The complaint also addresses violations that include "various modifications to the source code for Tecmo games" including the creation of "several skins…designed to make Tecmo Characters appear naked." Games the alleged hackers are accused of applying their energy toward include Ninja Gaiden, Dead or Alive 3, Dead or Alive Xtreme Beach Volleyball, and Dead or Alive Ultimate.

"This is not play money," Tecmo general manager John Inada told GameSpot. "What we've invested [in our games] is millions and millions of dollars…this is real cash, not play money."Regarding the M-rated skins, Inada said, "It's not an issue of nudity. It's simply the violation of our IP (intellectual property) and the code."

Tecmo says it has hired a forensics firm to "go after the worst violators." In a statement, the company says it "has pursued and will continue to conduct a widespread investigation to find and identify all offenders in this case."

The claim lists six counts or instances of violation, including direct copyright infringement, contributory copyright infringement, circumvention of copyright protection systems and trafficking in circumvention technology, violation of the Uniform Unfair Trade Practices Act, and common law unfair competition.
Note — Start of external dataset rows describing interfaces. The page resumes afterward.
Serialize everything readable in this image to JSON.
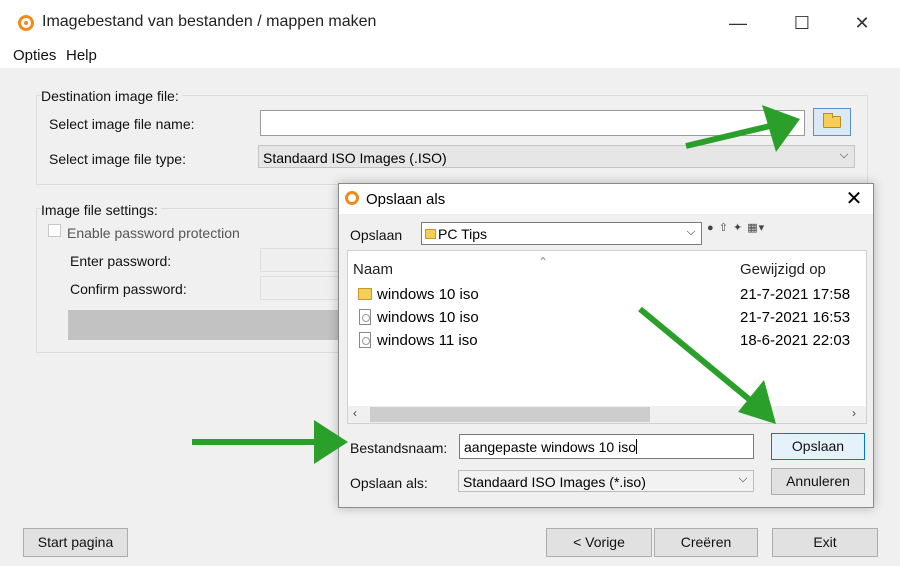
{
  "window": {
    "title": "Imagebestand van bestanden / mappen maken",
    "min": "—",
    "max": "☐",
    "close": "✕"
  },
  "menu": {
    "items": [
      "Opties",
      "Help"
    ]
  },
  "destination": {
    "group_label": "Destination image file:",
    "name_label": "Select image file name:",
    "name_value": "",
    "type_label": "Select image file type:",
    "type_value": "Standaard ISO Images (.ISO)"
  },
  "settings": {
    "group_label": "Image file settings:",
    "password_checkbox_label": "Enable password protection",
    "enter_password_label": "Enter password:",
    "confirm_password_label": "Confirm password:"
  },
  "bottom_buttons": {
    "start": "Start pagina",
    "prev": "< Vorige",
    "create": "Creëren",
    "exit": "Exit"
  },
  "dialog": {
    "title": "Opslaan als",
    "close": "✕",
    "location_label": "Opslaan",
    "location_value": "PC Tips",
    "columns": {
      "name": "Naam",
      "date": "Gewijzigd op"
    },
    "files": [
      {
        "name": "windows 10 iso",
        "date": "21-7-2021 17:58",
        "type": "folder"
      },
      {
        "name": "windows 10 iso",
        "date": "21-7-2021 16:53",
        "type": "file"
      },
      {
        "name": "windows 11 iso",
        "date": "18-6-2021 22:03",
        "type": "file"
      }
    ],
    "filename_label": "Bestandsnaam:",
    "filename_value": "aangepaste windows 10 iso",
    "savetype_label": "Opslaan als:",
    "savetype_value": "Standaard ISO Images (*.iso)",
    "save_button": "Opslaan",
    "cancel_button": "Annuleren"
  },
  "colors": {
    "accent": "#0078d7",
    "arrow": "#2aa02a",
    "app_icon": "#f08c1e"
  },
  "icons": [
    "app-logo-icon",
    "folder-icon",
    "file-icon",
    "chevron-down-icon",
    "close-icon",
    "minimize-icon",
    "maximize-icon"
  ]
}
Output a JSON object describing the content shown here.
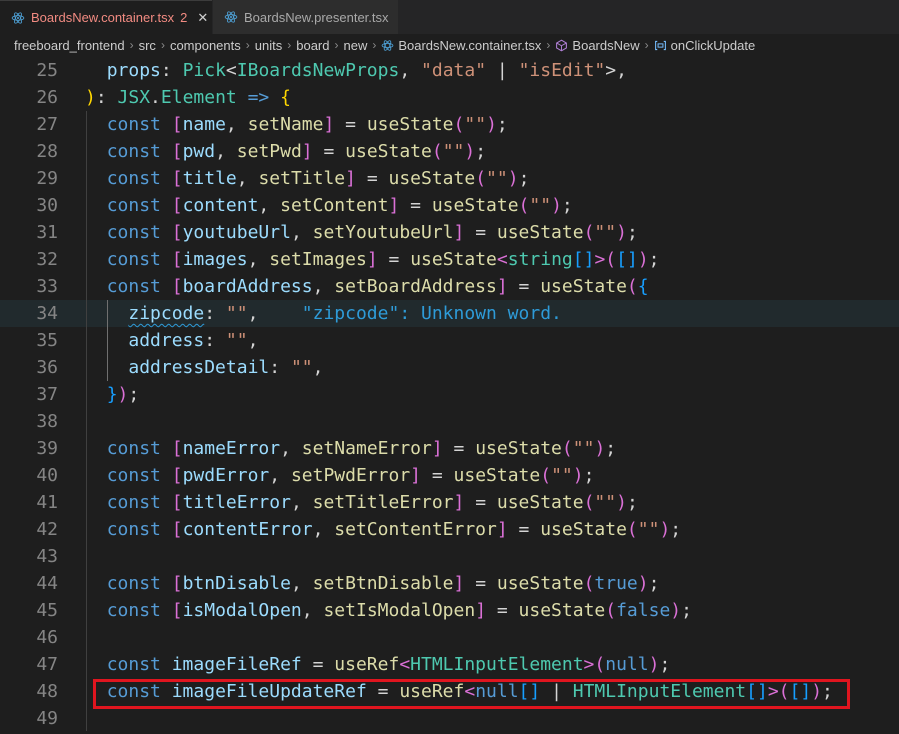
{
  "tabs": [
    {
      "label": "BoardsNew.container.tsx",
      "badge": "2",
      "active": true
    },
    {
      "label": "BoardsNew.presenter.tsx",
      "active": false
    }
  ],
  "breadcrumb": [
    "freeboard_frontend",
    "src",
    "components",
    "units",
    "board",
    "new",
    "BoardsNew.container.tsx",
    "BoardsNew",
    "onClickUpdate"
  ],
  "colors": {
    "keyword": "#569cd6",
    "variable": "#9cdcfe",
    "function": "#dcdcaa",
    "type": "#4ec9b0",
    "string": "#ce9178",
    "highlight_box": "#e0151f"
  },
  "code": {
    "line_numbers": [
      "25",
      "26",
      "27",
      "28",
      "29",
      "30",
      "31",
      "32",
      "33",
      "34",
      "35",
      "36",
      "37",
      "38",
      "39",
      "40",
      "41",
      "42",
      "43",
      "44",
      "45",
      "46",
      "47",
      "48",
      "49"
    ],
    "current_line": "34",
    "diagnostic": "\"zipcode\": Unknown word.",
    "lines": [
      "  props: Pick<IBoardsNewProps, \"data\" | \"isEdit\">,",
      "): JSX.Element => {",
      "  const [name, setName] = useState(\"\");",
      "  const [pwd, setPwd] = useState(\"\");",
      "  const [title, setTitle] = useState(\"\");",
      "  const [content, setContent] = useState(\"\");",
      "  const [youtubeUrl, setYoutubeUrl] = useState(\"\");",
      "  const [images, setImages] = useState<string[]>([]);",
      "  const [boardAddress, setBoardAddress] = useState({",
      "    zipcode: \"\",",
      "    address: \"\",",
      "    addressDetail: \"\",",
      "  });",
      "",
      "  const [nameError, setNameError] = useState(\"\");",
      "  const [pwdError, setPwdError] = useState(\"\");",
      "  const [titleError, setTitleError] = useState(\"\");",
      "  const [contentError, setContentError] = useState(\"\");",
      "",
      "  const [btnDisable, setBtnDisable] = useState(true);",
      "  const [isModalOpen, setIsModalOpen] = useState(false);",
      "",
      "  const imageFileRef = useRef<HTMLInputElement>(null);",
      "  const imageFileUpdateRef = useRef<null[] | HTMLInputElement[]>([]);",
      ""
    ]
  }
}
Tecmo is seeking a jury trial.

Inada said the company has long pursued hackers in Japan, taking violators to the supreme court in that region. The company intends to track as many of those who participated in the exchanging of code, although it is starting its pursuit in this case only with Greiling and Glynn.

As for Microsoft's involvement in the case (as the claims revolve around only those games released on the Xbox platform), apparently there is none. Inada said, "I understand why they can't come and rescue us. I know they have a full team of lawyers [for game and Windows-related issues." He added, "These [hackers] must have a modified Xbox--it should be of great concern to them."

Got a news tip or want to contact us directly? Email news@gamespot.com

  •   View Comments (0)
    Join the conversation
    There are no comments about this story